Anzac Day is more than just a day off work. It is a day to step back and remember the sacrifices made by the troops of the Australian and New Zealand Army Corps in the First World War, and beyond. Yesterday there was a very moving assembly at school led by the Head Girl and Deputy Head Girls, who, along with a teacher singing The Band Played Waltzing Matlida and a moving rendition of The Last Post, recalled the events of April 25th, 1915 at Gallipoli. The poem In Flanders Field by Candian poet Lt. Col. John McCrae was read:
In Flanders fields the poppies blow
Between the crosses, row on row,
That mark our place; and in the sky
The larks, still bravely singing, fly
Scarce heard amid the guns below.
We are the Dead. Short days ago
We lived, felt dawn, saw sunset glow,

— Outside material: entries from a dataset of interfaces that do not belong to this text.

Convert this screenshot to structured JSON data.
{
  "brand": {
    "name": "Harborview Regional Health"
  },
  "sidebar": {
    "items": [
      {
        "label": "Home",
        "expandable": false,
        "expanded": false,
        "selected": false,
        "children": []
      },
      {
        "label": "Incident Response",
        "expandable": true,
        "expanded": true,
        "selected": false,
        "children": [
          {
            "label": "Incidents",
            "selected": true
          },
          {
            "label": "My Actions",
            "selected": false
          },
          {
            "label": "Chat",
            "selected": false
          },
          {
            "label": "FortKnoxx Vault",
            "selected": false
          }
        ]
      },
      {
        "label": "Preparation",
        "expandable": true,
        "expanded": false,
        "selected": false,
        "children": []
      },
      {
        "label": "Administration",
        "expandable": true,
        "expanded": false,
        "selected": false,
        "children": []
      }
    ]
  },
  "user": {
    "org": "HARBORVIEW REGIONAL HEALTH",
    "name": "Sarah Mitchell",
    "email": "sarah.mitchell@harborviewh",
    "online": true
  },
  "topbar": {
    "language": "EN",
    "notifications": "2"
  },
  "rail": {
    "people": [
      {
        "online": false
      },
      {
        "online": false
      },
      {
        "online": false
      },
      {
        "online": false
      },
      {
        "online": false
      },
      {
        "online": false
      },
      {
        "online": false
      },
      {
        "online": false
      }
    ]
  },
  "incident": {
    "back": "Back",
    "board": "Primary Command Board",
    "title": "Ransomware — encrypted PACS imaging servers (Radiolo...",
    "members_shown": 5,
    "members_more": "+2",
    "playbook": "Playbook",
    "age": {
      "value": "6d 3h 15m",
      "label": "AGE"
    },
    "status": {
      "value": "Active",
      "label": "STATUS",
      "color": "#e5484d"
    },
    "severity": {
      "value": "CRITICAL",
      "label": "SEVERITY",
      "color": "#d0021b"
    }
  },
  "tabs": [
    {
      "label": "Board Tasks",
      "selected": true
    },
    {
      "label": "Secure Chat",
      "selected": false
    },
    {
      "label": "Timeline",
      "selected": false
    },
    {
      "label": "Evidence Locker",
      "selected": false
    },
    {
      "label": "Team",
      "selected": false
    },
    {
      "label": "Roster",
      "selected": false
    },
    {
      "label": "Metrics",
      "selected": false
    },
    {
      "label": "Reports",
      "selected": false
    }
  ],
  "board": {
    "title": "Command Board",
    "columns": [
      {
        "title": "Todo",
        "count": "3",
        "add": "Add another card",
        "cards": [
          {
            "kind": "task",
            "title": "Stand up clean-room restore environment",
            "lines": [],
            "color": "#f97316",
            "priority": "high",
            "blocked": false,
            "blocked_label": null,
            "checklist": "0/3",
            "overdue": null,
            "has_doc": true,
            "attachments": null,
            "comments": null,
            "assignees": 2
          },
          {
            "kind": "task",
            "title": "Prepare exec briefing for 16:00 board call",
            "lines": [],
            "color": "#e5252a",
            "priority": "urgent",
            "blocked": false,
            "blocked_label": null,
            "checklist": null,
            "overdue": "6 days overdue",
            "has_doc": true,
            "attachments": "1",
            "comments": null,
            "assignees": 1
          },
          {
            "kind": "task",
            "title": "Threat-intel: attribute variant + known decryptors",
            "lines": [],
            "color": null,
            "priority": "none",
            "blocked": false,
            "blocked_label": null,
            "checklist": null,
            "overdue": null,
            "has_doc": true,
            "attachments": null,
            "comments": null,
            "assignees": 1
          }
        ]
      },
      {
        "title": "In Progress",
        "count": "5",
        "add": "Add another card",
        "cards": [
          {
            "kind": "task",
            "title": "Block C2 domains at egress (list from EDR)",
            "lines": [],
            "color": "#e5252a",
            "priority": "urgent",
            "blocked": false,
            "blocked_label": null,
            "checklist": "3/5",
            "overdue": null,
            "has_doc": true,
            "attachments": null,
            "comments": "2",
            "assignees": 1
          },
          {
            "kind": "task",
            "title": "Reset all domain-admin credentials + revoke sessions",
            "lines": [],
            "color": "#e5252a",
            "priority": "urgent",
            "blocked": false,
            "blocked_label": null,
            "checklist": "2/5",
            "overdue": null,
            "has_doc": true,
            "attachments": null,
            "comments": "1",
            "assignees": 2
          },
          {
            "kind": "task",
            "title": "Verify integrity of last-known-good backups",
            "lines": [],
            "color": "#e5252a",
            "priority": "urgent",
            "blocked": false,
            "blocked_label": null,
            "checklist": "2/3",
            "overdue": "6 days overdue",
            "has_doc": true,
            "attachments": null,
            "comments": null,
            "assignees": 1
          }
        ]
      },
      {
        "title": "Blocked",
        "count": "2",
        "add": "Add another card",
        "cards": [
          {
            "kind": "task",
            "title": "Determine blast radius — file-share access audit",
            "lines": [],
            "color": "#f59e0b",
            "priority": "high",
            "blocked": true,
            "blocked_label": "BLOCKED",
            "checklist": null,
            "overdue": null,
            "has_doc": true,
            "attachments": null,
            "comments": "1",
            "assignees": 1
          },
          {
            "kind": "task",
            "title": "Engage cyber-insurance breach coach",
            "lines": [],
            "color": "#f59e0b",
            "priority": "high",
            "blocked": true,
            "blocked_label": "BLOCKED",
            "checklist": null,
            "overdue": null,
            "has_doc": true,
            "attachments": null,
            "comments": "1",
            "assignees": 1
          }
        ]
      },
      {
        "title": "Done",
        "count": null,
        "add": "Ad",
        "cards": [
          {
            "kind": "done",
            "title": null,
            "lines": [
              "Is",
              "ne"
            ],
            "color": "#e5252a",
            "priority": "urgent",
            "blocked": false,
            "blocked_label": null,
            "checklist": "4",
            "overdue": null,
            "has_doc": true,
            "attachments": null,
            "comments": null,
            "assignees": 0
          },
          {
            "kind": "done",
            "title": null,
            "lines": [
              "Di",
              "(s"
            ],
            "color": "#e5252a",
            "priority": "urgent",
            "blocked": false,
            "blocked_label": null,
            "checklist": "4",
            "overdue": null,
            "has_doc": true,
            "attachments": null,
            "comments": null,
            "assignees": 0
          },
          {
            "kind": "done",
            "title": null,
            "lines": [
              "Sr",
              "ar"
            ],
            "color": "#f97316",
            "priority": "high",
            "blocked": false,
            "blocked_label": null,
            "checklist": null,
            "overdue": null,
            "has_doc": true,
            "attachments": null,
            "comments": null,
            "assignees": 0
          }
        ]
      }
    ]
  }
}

Loved and were loved, and now we lie,
In Flanders fields.
Take up our quarrel with the foe:
To you from failing hands we throw
The torch; be yours to hold it high.
If ye break faith with us who die
We shall not sleep, though poppies grow
In Flanders fields.
Tomorrow Miss 5’s class are going to visit the Cenotaph which will be a first for her.
And today at home we baked a big batch of Anzac Biscuits. They are a popular biscuit here in New Zealand still. And especially with my husband. He’d love it if I made them year round. Rather than using the traditional recipe, I read some online and then amalgamated them, attempting to make a delicious but still healthier version of the biscuits.
Here’s what I used:
1C Rolled Oats
1/2 C white flour
1/2 C wholemeal flour
3/4 C Caster Sugar
3/4 C Descicated Coconut
1/4 C LSA
2 T Golden Syrup
1t baking powder, dissolved in 2T boiling water
2 t vanilla essence
Mix all dry ingredients in a bowl. Make a well in the centre.
Melt together butter and golden syrup, and add to dry ingredients along with baking soda mixture and vanilla. Stir until combined.
Place teaspoon sized amounts of the mixture on a greased tray, bake until crisp in a 190 C oven, about 12 minutes.
Leave on the tray to crisp up for several minutes after you remove them from the oven.
They seem really good- you barely notice the reduced sugar content, they are still very tasty and by still using butter they are still crispy.
I have also managed to get into the sewing room for the first time in forever. My oven gloves were in a desperately sad state, and I was delighted that I was able to make up a couple of replacement pairs from stash items.
The top one is from some fabric scraps, I’ve no idea the designer. The bottom one is some delicious Michael Miller fabric I’ve had for a while waiting for a project. The binding is home made binding I had made years ago, and I have two layers of woollen blanket inside, taken from a cot blanket I picked up from the hospice shop for a few dollars.
I don’t think the last time I made an oven glove I used the overlocker, but it was super simple to pin all the layers together and then overlock around. All the remained was to put on the binding and sew it on. A great use of a spare hour, and things from stash.
I’m not sure what rest of the day holds – I still have my machines out, the garden is calling my name too, and the children are about to claim the computer. I hope that you have a great Anzac Day, and that you take some time out to remember those who sacrificed so much for the freedom we all enjoy every day.